This past Monday, the city announced two new initiatives, Open Door and HomeFix, as part of Mayor Bill de Blasio's Housing 2.0 New York plan to promote affordable housing. The goal of the two new programs is to reach approximately 2,100 households in eight years.
Open Door will fund the construction of co-ops and condominiums for first-time homebuyers whose income is between $69,000 and $112,000. The program will build 200 new homes annually and serve 1,300 households for the next eight years.
“Through the new program, owners will be able to build limited equity in their homes over time, balancing the goal of asset building with the city's need for ongoing affordability for future generations,” according to a brochure touting Open Door.
The other program, HomeFix, is designed to aid low- and moderate-income homeowners in one-to-four family properties in financing home repairs through low-interest loans. The target goal under HomeFix is 800 households also in eight years.
“Many of these owners are being barraged with cash offers from aggressive speculators who know that families with significant repair issues will be tempted to accept, even if it means leaving the neighborhoods they helped build, and being left without a viable housing alternative,” said the brochure on the reason behind the HomeFix program.
In a press statement announcing Open Door and HomeFix, de Blasio said that the city wants to help working families own a piece of the Big Apple. "Affordable homeownership empowers families and neighborhoods and opens pathways to the middle class,” he explained.
“Homeownership is a critical ladder to greater financial security for families, and a stabilizing anchor for neighborhoods,” said HPD Commissioner Maria Torres-Springer in the same statement. “Through these new programs, more New Yorkers will have a shot at owning a piece of their city, and making the repairs they need to stay in their homes and communities.”
As The Real Deal pointed out, officials didn't disclose on how much of the city's budget would be set aside for both Open Door and HomeFix programs.
Overall, de Blasio's Housing 2.0 plan aims to fund 200,000 affordable homes by the year 2022, and 300,000 by 2026. In addition to Open Door and Home Fix, other parts of the Housing 2.0 program include maintaining affordable housing for seniors, very low-income New Yorkers, and aging Mitchell-Lama buildings.
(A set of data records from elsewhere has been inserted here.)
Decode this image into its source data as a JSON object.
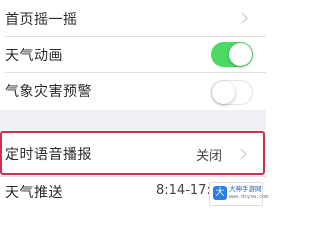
{
  "settings": {
    "home_shake": {
      "label": "首页摇一摇"
    },
    "weather_animation": {
      "label": "天气动画",
      "toggle": "on"
    },
    "disaster_warning": {
      "label": "气象灾害预警",
      "toggle": "off"
    },
    "timed_voice": {
      "label": "定时语音播报",
      "value": "关闭"
    },
    "weather_push": {
      "label": "天气推送",
      "value": "8:14-17:"
    }
  },
  "colors": {
    "toggle_on": "#4cd964",
    "highlight_border": "#c8334f",
    "group_gap": "#efeff4"
  },
  "watermark": {
    "logo_char": "大",
    "title": "大神手游网",
    "subtitle": "www.dsyxw.com"
  }
}
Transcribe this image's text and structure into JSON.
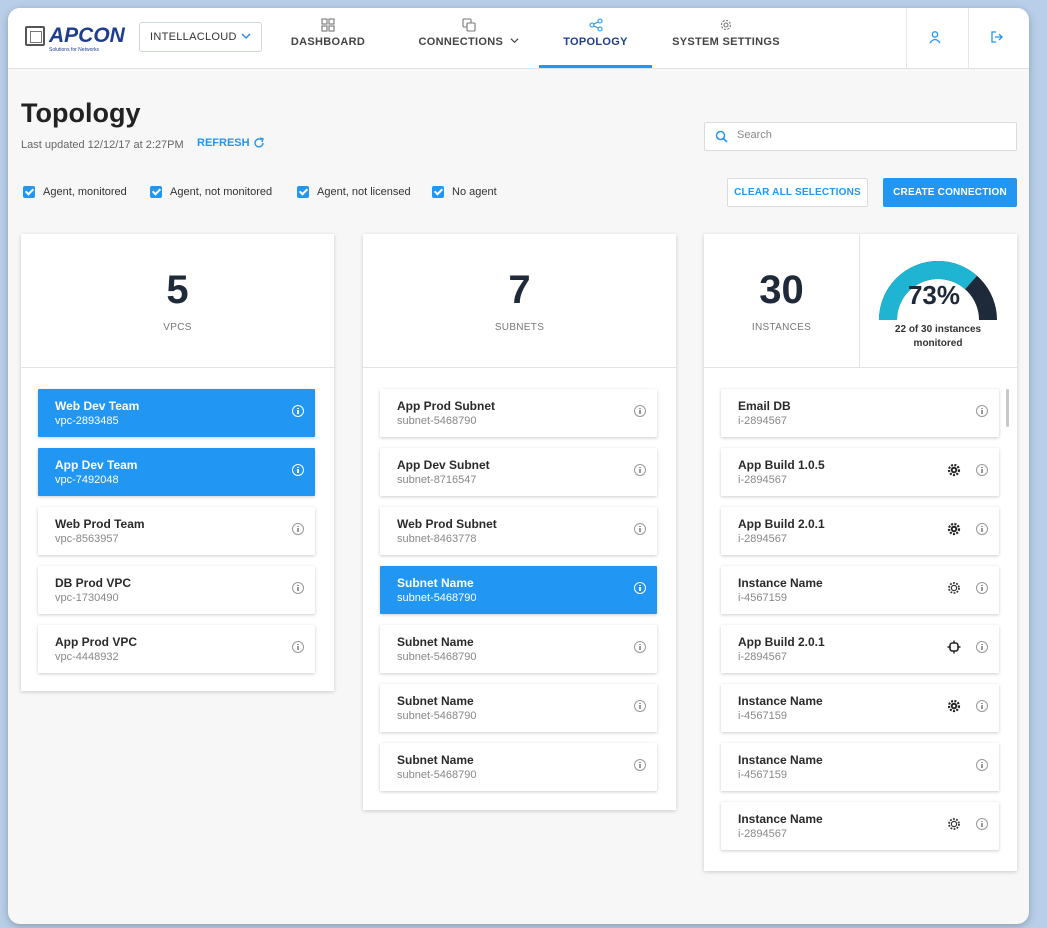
{
  "header": {
    "logo_text": "APCON",
    "logo_tagline": "Solutions for Networks",
    "account": "INTELLACLOUD",
    "nav": [
      {
        "label": "DASHBOARD"
      },
      {
        "label": "CONNECTIONS"
      },
      {
        "label": "TOPOLOGY"
      },
      {
        "label": "SYSTEM SETTINGS"
      }
    ],
    "active_nav": "TOPOLOGY"
  },
  "page": {
    "title": "Topology",
    "last_updated": "Last updated 12/12/17 at 2:27PM",
    "refresh_label": "REFRESH",
    "search_placeholder": "Search"
  },
  "filters": [
    {
      "label": "Agent, monitored",
      "checked": true
    },
    {
      "label": "Agent, not monitored",
      "checked": true
    },
    {
      "label": "Agent, not licensed",
      "checked": true
    },
    {
      "label": "No agent",
      "checked": true
    }
  ],
  "actions": {
    "clear_label": "CLEAR ALL SELECTIONS",
    "create_label": "CREATE CONNECTION"
  },
  "colors": {
    "accent": "#2196f3",
    "gauge_fill": "#1fb4d2",
    "gauge_rest": "#1e2a39"
  },
  "vpcs": {
    "count": "5",
    "label": "VPCS",
    "items": [
      {
        "name": "Web Dev Team",
        "id": "vpc-2893485",
        "selected": true
      },
      {
        "name": "App Dev Team",
        "id": "vpc-7492048",
        "selected": true
      },
      {
        "name": "Web Prod Team",
        "id": "vpc-8563957",
        "selected": false
      },
      {
        "name": "DB Prod VPC",
        "id": "vpc-1730490",
        "selected": false
      },
      {
        "name": "App Prod VPC",
        "id": "vpc-4448932",
        "selected": false
      }
    ]
  },
  "subnets": {
    "count": "7",
    "label": "SUBNETS",
    "items": [
      {
        "name": "App Prod Subnet",
        "id": "subnet-5468790",
        "selected": false
      },
      {
        "name": "App Dev Subnet",
        "id": "subnet-8716547",
        "selected": false
      },
      {
        "name": "Web Prod Subnet",
        "id": "subnet-8463778",
        "selected": false
      },
      {
        "name": "Subnet Name",
        "id": "subnet-5468790",
        "selected": true
      },
      {
        "name": "Subnet Name",
        "id": "subnet-5468790",
        "selected": false
      },
      {
        "name": "Subnet Name",
        "id": "subnet-5468790",
        "selected": false
      },
      {
        "name": "Subnet Name",
        "id": "subnet-5468790",
        "selected": false
      }
    ]
  },
  "instances": {
    "count": "30",
    "label": "INSTANCES",
    "monitored_percent": 73,
    "monitored_percent_label": "73%",
    "monitored_text": "22 of 30 instances monitored",
    "items": [
      {
        "name": "Email DB",
        "id": "i-2894567",
        "agent_icon": "none"
      },
      {
        "name": "App Build 1.0.5",
        "id": "i-2894567",
        "agent_icon": "gear-icon"
      },
      {
        "name": "App Build 2.0.1",
        "id": "i-2894567",
        "agent_icon": "gear-icon"
      },
      {
        "name": "Instance Name",
        "id": "i-4567159",
        "agent_icon": "gear-outline-icon"
      },
      {
        "name": "App Build 2.0.1",
        "id": "i-2894567",
        "agent_icon": "chip-outline-icon"
      },
      {
        "name": "Instance Name",
        "id": "i-4567159",
        "agent_icon": "gear-icon"
      },
      {
        "name": "Instance Name",
        "id": "i-4567159",
        "agent_icon": "none"
      },
      {
        "name": "Instance Name",
        "id": "i-2894567",
        "agent_icon": "gear-outline-icon"
      }
    ]
  }
}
Its other initiatives aim to help nonprofits to purchase rent-regulated buildings and keep them affordable for tenants, and require that areas and buildings that have been rezoned for residential purposes must have 20-30 percent affordable housing.
David Chiu is an associate editor at The Cooperator.